+++ SUPPLIED ENTRIES +++
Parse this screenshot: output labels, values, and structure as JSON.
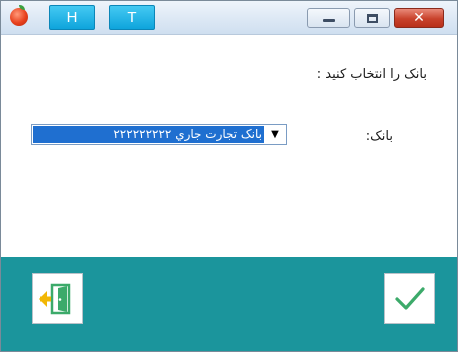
{
  "titlebar": {
    "buttons": [
      {
        "label": "H"
      },
      {
        "label": "T"
      }
    ],
    "controls": {
      "close_glyph": "✕"
    }
  },
  "main": {
    "prompt": "بانک را انتخاب کنید :",
    "bank_label": "بانک:",
    "bank_select": {
      "selected": "بانک تجارت جاري ۲۲۲۲۲۲۲۲۲",
      "arrow_icon": "chevron-down-icon"
    }
  },
  "footer": {
    "background": "#1b959c",
    "exit_icon": "exit-door-icon",
    "ok_icon": "checkmark-icon",
    "accent_green": "#3caa6a",
    "accent_yellow": "#f2b705"
  }
}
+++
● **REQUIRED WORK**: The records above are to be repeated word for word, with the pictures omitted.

● **TASK ANSWER**:
Parse this screenshot: output labels, values, and structure as JSON.
{
  "titlebar": {
    "buttons": [
      {
        "label": "H"
      },
      {
        "label": "T"
      }
    ],
    "controls": {
      "close_glyph": "✕"
    }
  },
  "main": {
    "prompt": "بانک را انتخاب کنید :",
    "bank_label": "بانک:",
    "bank_select": {
      "selected": "بانک تجارت جاري ۲۲۲۲۲۲۲۲۲",
      "arrow_icon": "chevron-down-icon"
    }
  },
  "footer": {
    "background": "#1b959c",
    "exit_icon": "exit-door-icon",
    "ok_icon": "checkmark-icon",
    "accent_green": "#3caa6a",
    "accent_yellow": "#f2b705"
  }
}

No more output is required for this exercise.